The country sits at an important geostrategic location that connects the Middle East with Central Asia and the Indian subcontinent, which has been home to various peoples through the ages. The land has witnessed many military conquests since antiquity. It also served as a source from which local dynasties such as the Greco-Bactrians, Kushans, Saffarids, Ghaznavids, Ghorids, Timurids, Mughals and many others have established empires of their own.
The political history of modern Afghanistan begins in the 18th century with the rise of the Pashtuns, when the Hotaki dynasty rose to power at Kandahar in 1709 followed by Ahmad Shah Durrani’s conquest in 1747. In the late 19th century, Afghanistan became a buffer state in the “Great Game” between the British and Russian empires. On August 19, 1919, following the third Anglo-Afghan war and the signing of the Treaty of Rawalpindi, the nation regained control over its foreign policy from the British.
Since the late 1970s, Afghanistan has experienced a continuous state of war, including major occupations in the forms of the 1979 Soviet invasion, a Pakistani military intervention in support of the Taliban in the late 1990s and the October 2001 US-led invasion that overthrew the Taliban government.

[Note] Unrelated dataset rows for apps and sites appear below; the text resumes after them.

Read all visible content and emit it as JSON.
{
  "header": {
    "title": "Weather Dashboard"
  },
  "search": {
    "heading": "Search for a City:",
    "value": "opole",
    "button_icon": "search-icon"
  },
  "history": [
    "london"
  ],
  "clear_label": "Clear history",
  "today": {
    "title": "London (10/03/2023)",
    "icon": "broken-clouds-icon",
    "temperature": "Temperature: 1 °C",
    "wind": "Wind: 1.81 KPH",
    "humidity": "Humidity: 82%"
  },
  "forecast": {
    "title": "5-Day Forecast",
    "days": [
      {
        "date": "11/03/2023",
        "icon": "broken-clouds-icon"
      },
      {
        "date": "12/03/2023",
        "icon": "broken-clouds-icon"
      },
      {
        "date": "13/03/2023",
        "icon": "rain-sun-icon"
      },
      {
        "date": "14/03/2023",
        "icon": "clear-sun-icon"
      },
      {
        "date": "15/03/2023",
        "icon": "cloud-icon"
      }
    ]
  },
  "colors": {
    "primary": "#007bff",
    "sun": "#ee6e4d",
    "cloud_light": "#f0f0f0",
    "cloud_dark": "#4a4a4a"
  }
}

In December 2001, the United Nations Security Council authorized the creation of an International Security Assistance Force (ISAF) to help maintain security and assist the Karzai administration.